But what if you can't reduce the weight of the gear in your pack? What if you are hauling a heavy toddler on your back and carrying all of the gear for the both of you? Or what if you simply want to bring a few comfort items on your backpacking trip and don't mind hauling the extra weight?
The truth is that sometimes a heavy pack is inevitable. But there is good news. There are simple ways to make carrying that heavy load just a little bit
The first step is to take into consideration the weight of your pack, the weight of your gear, the duration of your trip, the terrain and the weather conditions. With a little bit of planning, you'll be able to separate your "wants" from your "needs." If you want, simply leave the "wants" at home or in your car at the trailhead.
Choose the Right Backpack
Next, choose a pack that fits your gear and your body size. Some people go as far as calculating a ratio of pack weight to body size to find this. But I'd just head over to your favorite gear shop and ask an expert to fit your pack. You can read Sierra Trading Post's backpack buying guide to learn more about choosing and fitting your backpack. A properly fitting pack can do wonders when it comes to carrying heavy loads.
Distribute Weight Evenly
If you know you're going to be carrying a heavy backpack, pay close attention to how you pack it. A lot of hikers and backpackers recommend packing the bulk of heavy items centered toward the middle of the pack to distribute the weight. However, if you're packing around a child or two you might not have much choice in how the weight is distribute on your back (or front).
Make a Smart Route Choice
When it comes time to select your route, look for terrain that offers gentle elevation change if you can since you'll be working hard to get to your destination. Pay close attention to your surroundings to avoid things like bushwhacking and areas with challenging footing. You should also know your physical limitations and how the weight of your pack will affect how much energy you'll spend on the hike. Try out your heavy pack on a few short day hikes to get used to the weight and to get into shape. Even if you're in good shape, try to select a trail that has scenic vistas, shade, water or a nice place to stop and take a break every mile or two. Plan a little bit of extra time into your day so you can hike at an enjoyable pace.
Use Your Gear Thoughtfully
Be extra careful when putting your pack on and taking it off. Try to prop the pack up on a stump, log or picnic table, ask for help, or squat down to put your pack on to avoid straining your back. When hiking with trekking poles, use the straps properly and use good poling technique (like you're cross-country skiing.) While poles shouldn't be used as a crutch to support body weight, they can help provide a little bit of extra stability when navigating difficult terrain, like creek crossings and scree fields.

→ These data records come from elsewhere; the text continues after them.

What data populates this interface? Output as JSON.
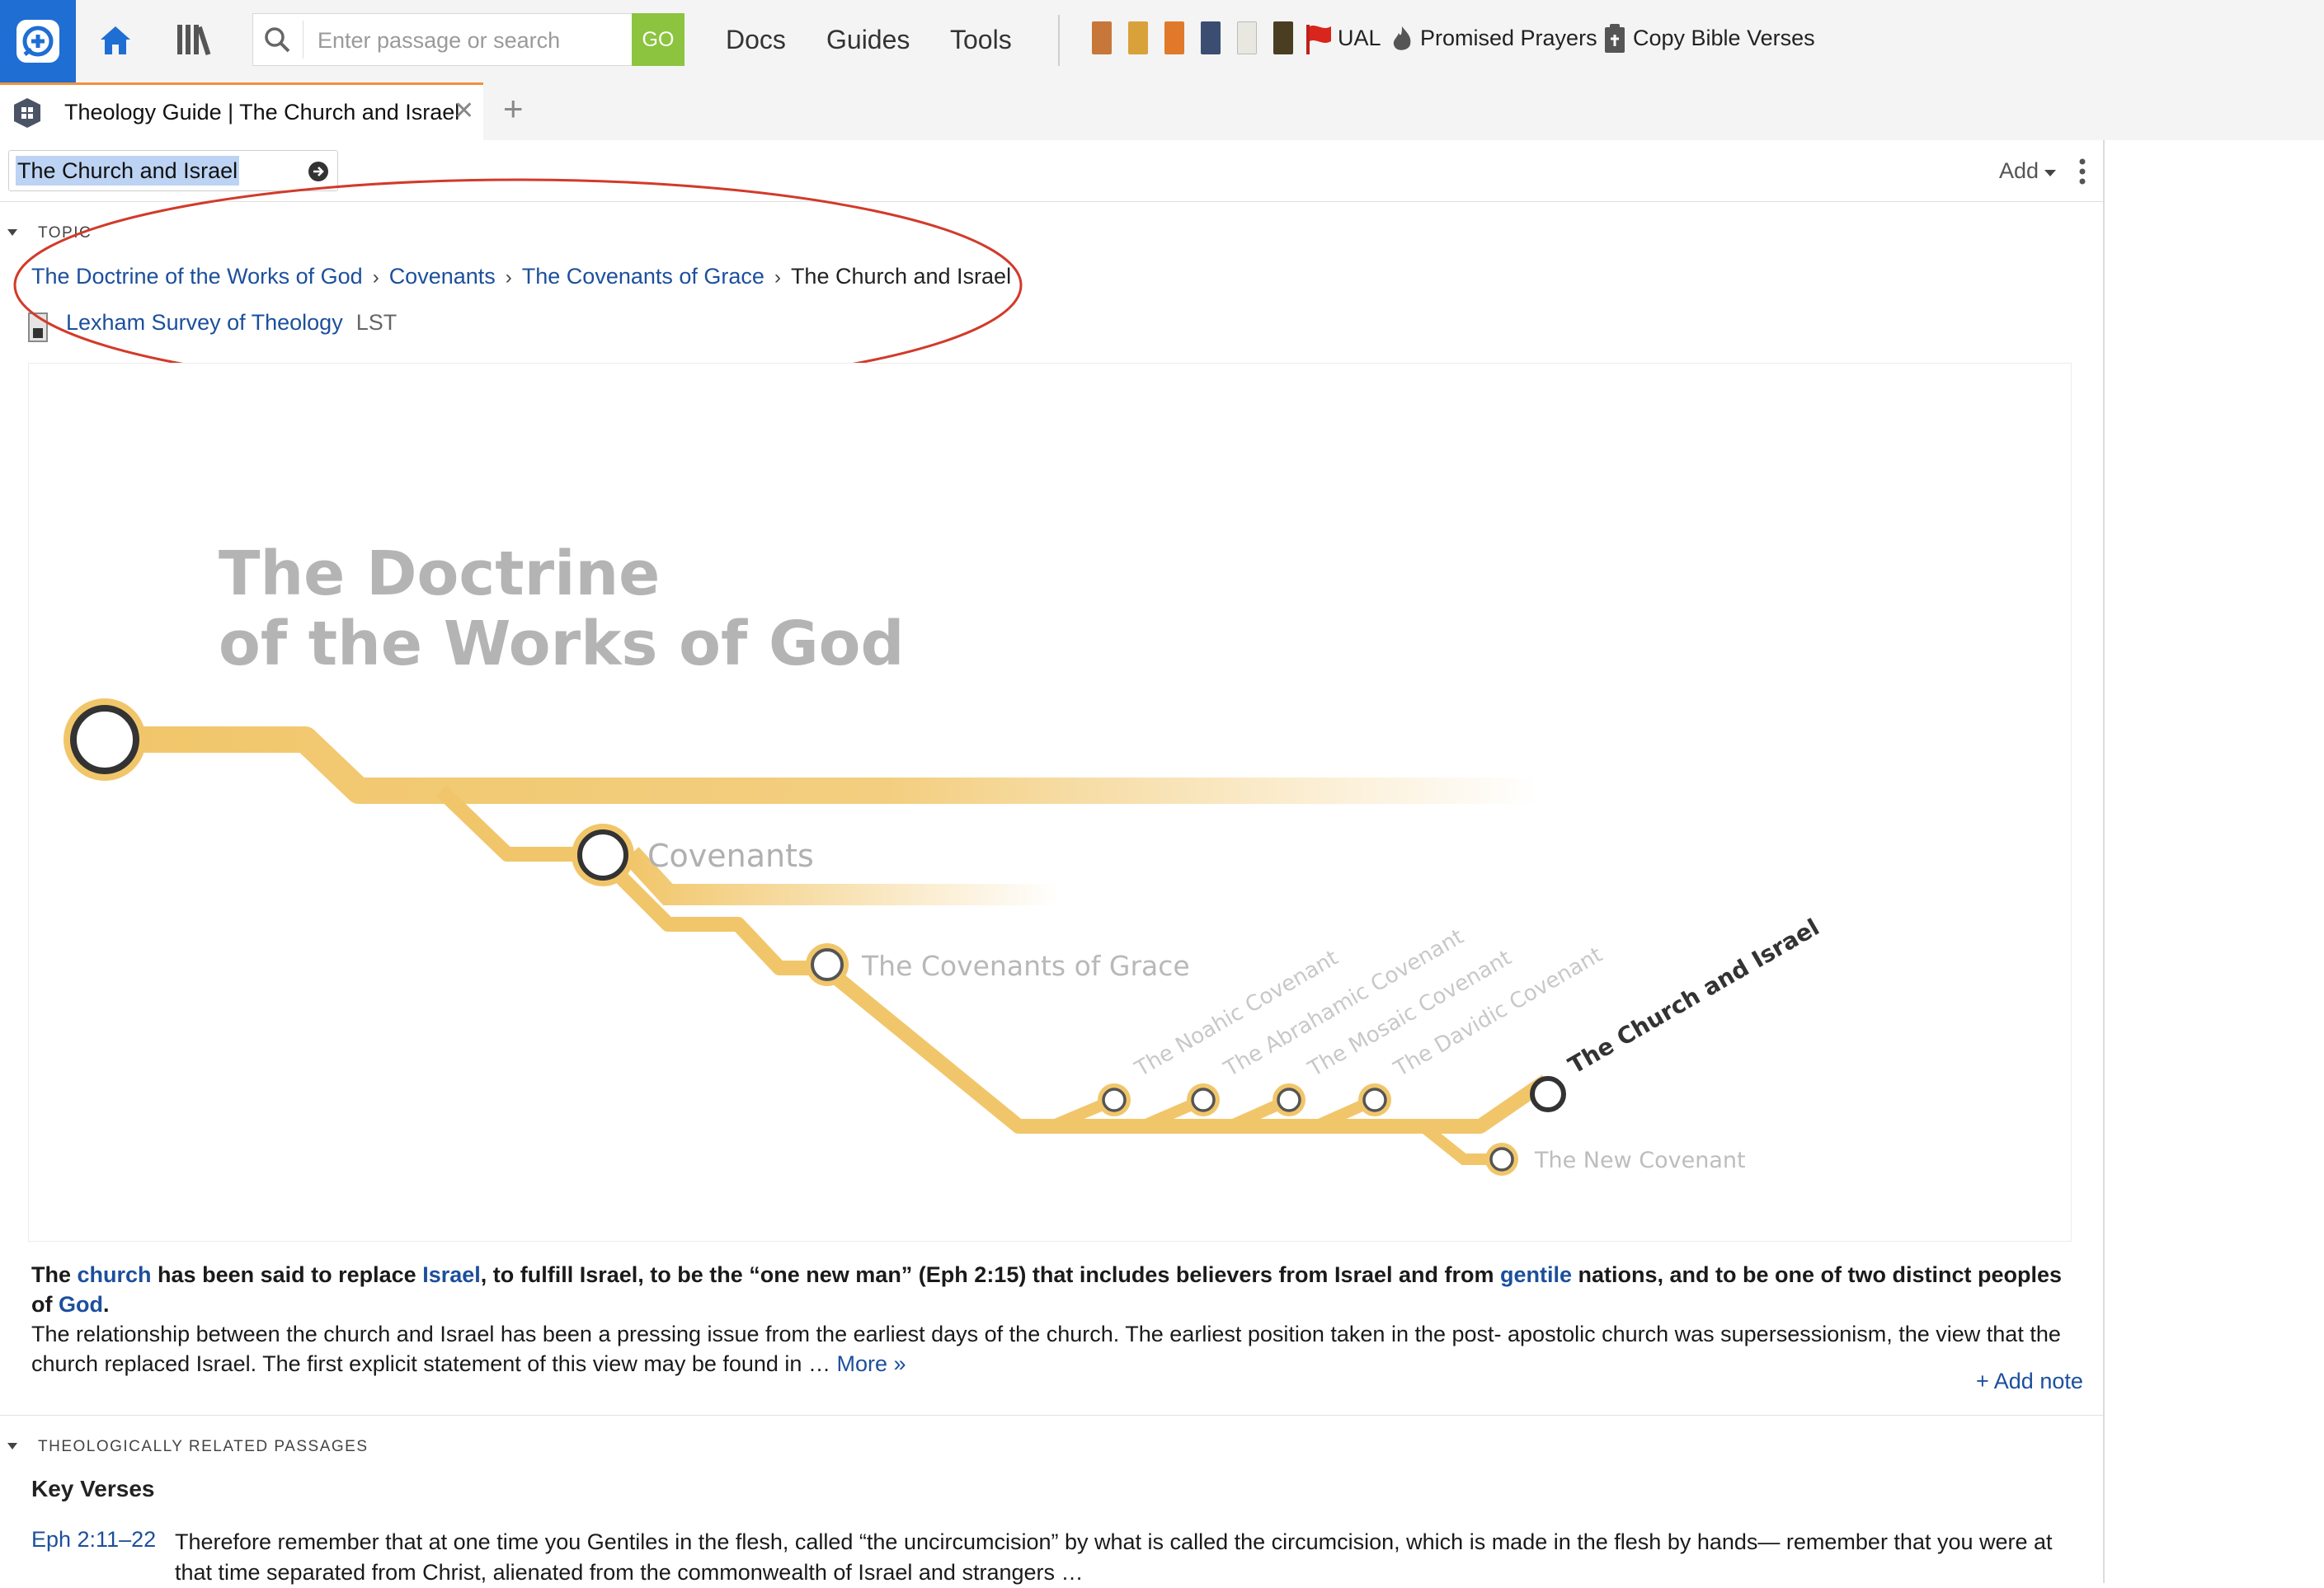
{
  "toolbar": {
    "search_placeholder": "Enter passage or search",
    "go_label": "GO",
    "menu": [
      "Docs",
      "Guides",
      "Tools"
    ],
    "shortcuts": {
      "ual": "UAL",
      "promised_prayers": "Promised Prayers",
      "copy_bible_verses": "Copy Bible Verses"
    },
    "colors": {
      "brand": "#1f6ed4",
      "go": "#8cc43f",
      "tab_accent": "#f0923a"
    }
  },
  "tab": {
    "title": "Theology Guide | The Church and Israel",
    "close_glyph": "✕",
    "add_glyph": "+"
  },
  "panel": {
    "reference": "The Church and Israel",
    "add_label": "Add"
  },
  "topic": {
    "section_label": "TOPIC",
    "breadcrumbs": [
      "The Doctrine of the Works of God",
      "Covenants",
      "The Covenants of Grace"
    ],
    "current": "The Church and Israel",
    "source_title": "Lexham Survey of Theology",
    "source_abbr": "LST"
  },
  "diagram": {
    "title_line1": "The Doctrine",
    "title_line2": "of the Works of God",
    "labels": {
      "covenants": "Covenants",
      "covenants_of_grace": "The Covenants of Grace",
      "noahic": "The Noahic Covenant",
      "abrahamic": "The Abrahamic Covenant",
      "mosaic": "The Mosaic Covenant",
      "davidic": "The Davidic Covenant",
      "church_israel": "The Church and Israel",
      "new_covenant": "The New Covenant"
    },
    "line_color": "#f1c66a"
  },
  "summary": {
    "w1": "The ",
    "church": "church",
    "w2": " has been said to replace ",
    "israel": "Israel",
    "w3": ", to fulfill Israel, to be the “one new man” (Eph 2:15) that includes believers from Israel and from ",
    "gentile": "gentile",
    "w4": " nations, and to be one of two distinct peoples of ",
    "god": "God",
    "w5": ".",
    "body": "The relationship between the church and Israel has been a pressing issue from the earliest days of the church. The earliest position taken in the post- apostolic church was supersessionism, the view that the church replaced Israel. The first explicit statement of this view may be found in … ",
    "more": "More »",
    "add_note": "+ Add note"
  },
  "passages": {
    "section_label": "THEOLOGICALLY RELATED PASSAGES",
    "key_verses_heading": "Key Verses",
    "items": [
      {
        "ref": "Eph 2:11–22",
        "text": "Therefore remember that at one time you Gentiles in the flesh, called “the uncircumcision” by what is called the circumcision, which is made in the flesh by hands— remember that you were at that time separated from Christ, alienated from the commonwealth of Israel and strangers …"
      }
    ]
  }
}
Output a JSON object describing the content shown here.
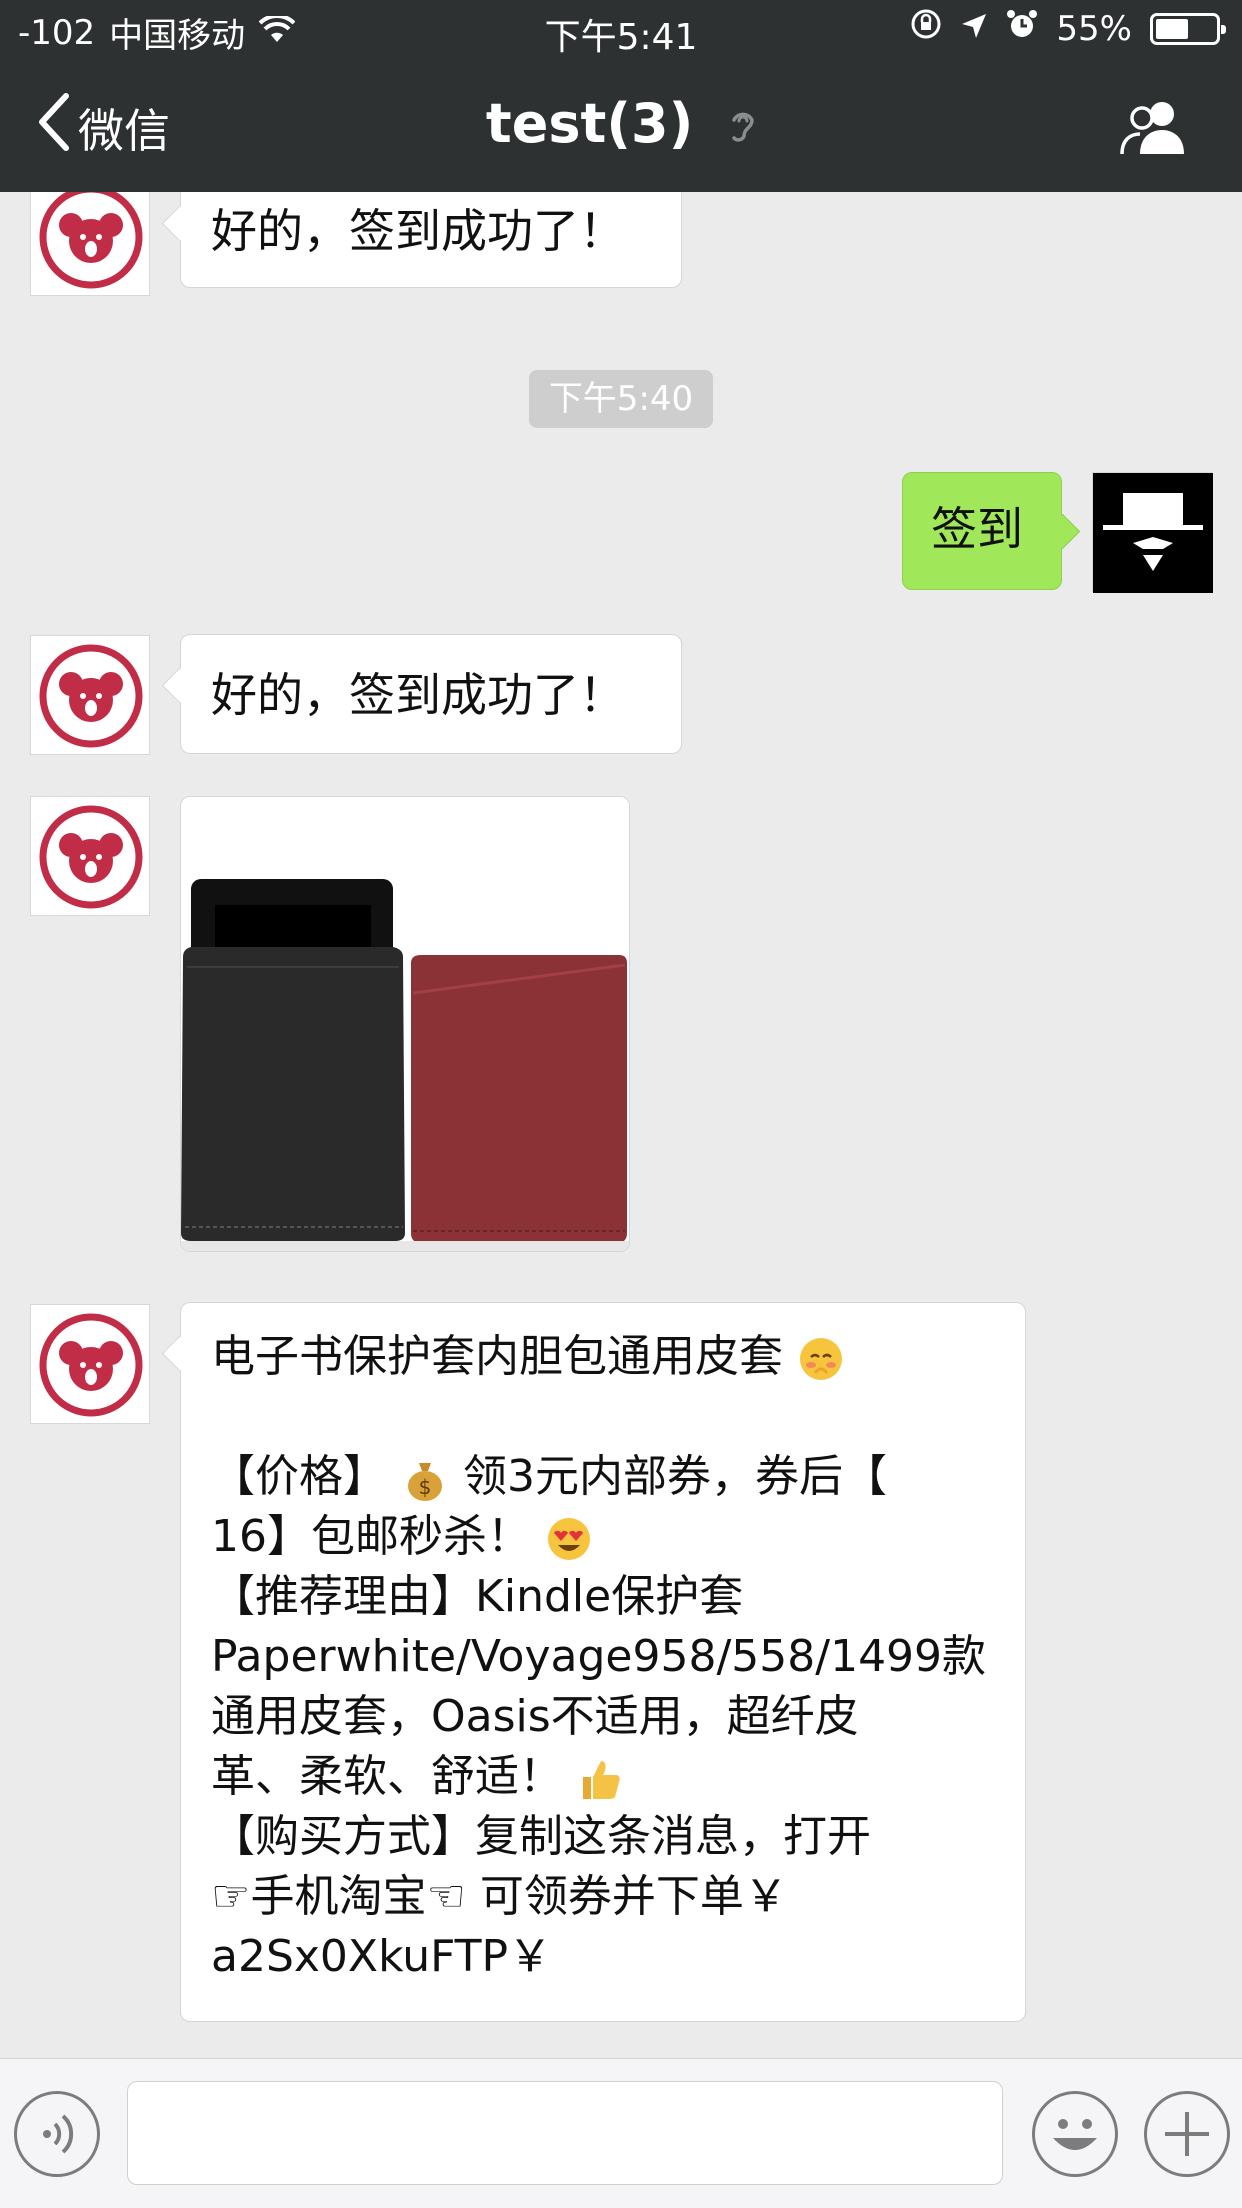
{
  "status": {
    "signal": "-102",
    "carrier": "中国移动",
    "time": "下午5:41",
    "battery_text": "55%",
    "battery_level": 0.55
  },
  "nav": {
    "back_label": "微信",
    "title": "test(3)"
  },
  "chat": {
    "timestamp": "下午5:40",
    "messages": [
      {
        "side": "left",
        "type": "text",
        "text": "好的，签到成功了！"
      },
      {
        "side": "right",
        "type": "text",
        "text": "签到"
      },
      {
        "side": "left",
        "type": "text",
        "text": "好的，签到成功了！"
      },
      {
        "side": "left",
        "type": "image",
        "alt": "tablet-sleeves"
      },
      {
        "side": "left",
        "type": "text",
        "lines": [
          "电子书保护套内胆包通用皮套",
          "",
          "【价格】",
          "领3元内部券，券后【",
          "16】包邮秒杀！",
          "【推荐理由】Kindle保护套",
          "Paperwhite/Voyage958/558/1499款",
          "通用皮套，Oasis不适用，超纤皮",
          "革、柔软、舒适！",
          "【购买方式】复制这条消息，打开",
          "☞手机淘宝☜ 可领券并下单￥",
          "a2Sx0XkuFTP￥"
        ]
      }
    ]
  },
  "input": {
    "value": ""
  },
  "colors": {
    "nav_bg": "#2e3132",
    "chat_bg": "#ebebeb",
    "bubble_self": "#a0e75a",
    "avatar_koala": "#c12c47"
  }
}
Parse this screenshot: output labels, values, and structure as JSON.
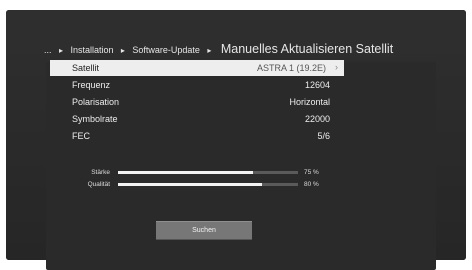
{
  "breadcrumb": {
    "ellipsis": "...",
    "sep": "▸",
    "items": [
      "Installation",
      "Software-Update"
    ],
    "title": "Manuelles Aktualisieren Satellit"
  },
  "settings": [
    {
      "label": "Satellit",
      "value": "ASTRA 1 (19.2E)",
      "selected": true
    },
    {
      "label": "Frequenz",
      "value": "12604"
    },
    {
      "label": "Polarisation",
      "value": "Horizontal"
    },
    {
      "label": "Symbolrate",
      "value": "22000"
    },
    {
      "label": "FEC",
      "value": "5/6"
    }
  ],
  "meters": {
    "staerke": {
      "label": "Stärke",
      "percent_text": "75 %",
      "percent": 75
    },
    "qualitaet": {
      "label": "Qualität",
      "percent_text": "80 %",
      "percent": 80
    }
  },
  "search_button": {
    "label": "Suchen"
  }
}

It's not always fun to hike with a heavy pack, but with a little bit of planning and preparation, hiking with extra weight doesn't have to be a miserable experience.